Below you will find a set of lines. Repeat them all exactly.
(DATA SHOWN Opens)
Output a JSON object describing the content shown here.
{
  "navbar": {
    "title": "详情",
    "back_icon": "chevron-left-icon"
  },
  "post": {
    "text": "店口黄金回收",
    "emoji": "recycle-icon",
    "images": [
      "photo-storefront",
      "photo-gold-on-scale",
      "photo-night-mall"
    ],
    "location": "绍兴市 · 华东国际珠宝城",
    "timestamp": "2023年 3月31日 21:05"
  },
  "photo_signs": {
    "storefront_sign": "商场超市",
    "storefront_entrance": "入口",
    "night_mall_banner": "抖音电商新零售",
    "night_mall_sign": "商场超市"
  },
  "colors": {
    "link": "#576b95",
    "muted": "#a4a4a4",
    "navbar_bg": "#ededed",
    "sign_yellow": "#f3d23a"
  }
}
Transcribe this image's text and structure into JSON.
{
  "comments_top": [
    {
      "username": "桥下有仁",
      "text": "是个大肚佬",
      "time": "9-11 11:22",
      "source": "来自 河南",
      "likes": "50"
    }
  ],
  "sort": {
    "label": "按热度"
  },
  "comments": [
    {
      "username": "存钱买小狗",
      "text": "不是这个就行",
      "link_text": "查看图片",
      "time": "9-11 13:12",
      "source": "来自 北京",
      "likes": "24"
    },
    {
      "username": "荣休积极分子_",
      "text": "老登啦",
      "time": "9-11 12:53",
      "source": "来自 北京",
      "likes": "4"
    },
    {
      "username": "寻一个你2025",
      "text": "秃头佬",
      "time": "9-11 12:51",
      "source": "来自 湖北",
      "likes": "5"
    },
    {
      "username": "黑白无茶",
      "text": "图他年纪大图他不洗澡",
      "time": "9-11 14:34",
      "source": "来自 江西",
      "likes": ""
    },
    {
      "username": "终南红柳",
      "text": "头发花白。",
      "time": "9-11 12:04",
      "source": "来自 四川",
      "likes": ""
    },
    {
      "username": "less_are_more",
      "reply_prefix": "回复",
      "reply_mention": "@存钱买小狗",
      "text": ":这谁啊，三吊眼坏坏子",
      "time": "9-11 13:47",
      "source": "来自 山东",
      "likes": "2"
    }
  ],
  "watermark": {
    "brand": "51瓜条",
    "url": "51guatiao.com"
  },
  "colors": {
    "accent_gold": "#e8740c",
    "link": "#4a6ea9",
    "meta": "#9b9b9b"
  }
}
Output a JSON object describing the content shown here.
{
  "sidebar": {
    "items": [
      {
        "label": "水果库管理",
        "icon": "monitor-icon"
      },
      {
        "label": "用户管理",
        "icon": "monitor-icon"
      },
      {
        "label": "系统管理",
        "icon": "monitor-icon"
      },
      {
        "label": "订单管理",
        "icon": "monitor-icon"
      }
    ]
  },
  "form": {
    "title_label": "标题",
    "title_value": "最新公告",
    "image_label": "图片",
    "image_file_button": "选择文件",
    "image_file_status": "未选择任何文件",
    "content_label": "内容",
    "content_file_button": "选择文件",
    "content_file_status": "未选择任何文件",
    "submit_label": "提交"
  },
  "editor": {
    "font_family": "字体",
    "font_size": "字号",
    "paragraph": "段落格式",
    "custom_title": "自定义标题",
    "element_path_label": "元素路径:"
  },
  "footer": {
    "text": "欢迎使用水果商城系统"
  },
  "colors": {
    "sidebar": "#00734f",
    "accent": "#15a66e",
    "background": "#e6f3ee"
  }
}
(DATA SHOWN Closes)
§ WORKED SOLUTION:
Output a JSON object describing the content shown here.
{
  "navbar": {
    "title": "详情",
    "back_icon": "chevron-left-icon"
  },
  "post": {
    "text": "店口黄金回收",
    "emoji": "recycle-icon",
    "images": [
      "photo-storefront",
      "photo-gold-on-scale",
      "photo-night-mall"
    ],
    "location": "绍兴市 · 华东国际珠宝城",
    "timestamp": "2023年 3月31日 21:05"
  },
  "photo_signs": {
    "storefront_sign": "商场超市",
    "storefront_entrance": "入口",
    "night_mall_banner": "抖音电商新零售",
    "night_mall_sign": "商场超市"
  },
  "colors": {
    "link": "#576b95",
    "muted": "#a4a4a4",
    "navbar_bg": "#ededed",
    "sign_yellow": "#f3d23a"
  }
}
Transcribe this image's text and structure into JSON.
{
  "comments_top": [
    {
      "username": "桥下有仁",
      "text": "是个大肚佬",
      "time": "9-11 11:22",
      "source": "来自 河南",
      "likes": "50"
    }
  ],
  "sort": {
    "label": "按热度"
  },
  "comments": [
    {
      "username": "存钱买小狗",
      "text": "不是这个就行",
      "link_text": "查看图片",
      "time": "9-11 13:12",
      "source": "来自 北京",
      "likes": "24"
    },
    {
      "username": "荣休积极分子_",
      "text": "老登啦",
      "time": "9-11 12:53",
      "source": "来自 北京",
      "likes": "4"
    },
    {
      "username": "寻一个你2025",
      "text": "秃头佬",
      "time": "9-11 12:51",
      "source": "来自 湖北",
      "likes": "5"
    },
    {
      "username": "黑白无茶",
      "text": "图他年纪大图他不洗澡",
      "time": "9-11 14:34",
      "source": "来自 江西",
      "likes": ""
    },
    {
      "username": "终南红柳",
      "text": "头发花白。",
      "time": "9-11 12:04",
      "source": "来自 四川",
      "likes": ""
    },
    {
      "username": "less_are_more",
      "reply_prefix": "回复",
      "reply_mention": "@存钱买小狗",
      "text": ":这谁啊，三吊眼坏坏子",
      "time": "9-11 13:47",
      "source": "来自 山东",
      "likes": "2"
    }
  ],
  "watermark": {
    "brand": "51瓜条",
    "url": "51guatiao.com"
  },
  "colors": {
    "accent_gold": "#e8740c",
    "link": "#4a6ea9",
    "meta": "#9b9b9b"
  }
}
Output a JSON object describing the content shown here.
{
  "sidebar": {
    "items": [
      {
        "label": "水果库管理",
        "icon": "monitor-icon"
      },
      {
        "label": "用户管理",
        "icon": "monitor-icon"
      },
      {
        "label": "系统管理",
        "icon": "monitor-icon"
      },
      {
        "label": "订单管理",
        "icon": "monitor-icon"
      }
    ]
  },
  "form": {
    "title_label": "标题",
    "title_value": "最新公告",
    "image_label": "图片",
    "image_file_button": "选择文件",
    "image_file_status": "未选择任何文件",
    "content_label": "内容",
    "content_file_button": "选择文件",
    "content_file_status": "未选择任何文件",
    "submit_label": "提交"
  },
  "editor": {
    "font_family": "字体",
    "font_size": "字号",
    "paragraph": "段落格式",
    "custom_title": "自定义标题",
    "element_path_label": "元素路径:"
  },
  "footer": {
    "text": "欢迎使用水果商城系统"
  },
  "colors": {
    "sidebar": "#00734f",
    "accent": "#15a66e",
    "background": "#e6f3ee"
  }
}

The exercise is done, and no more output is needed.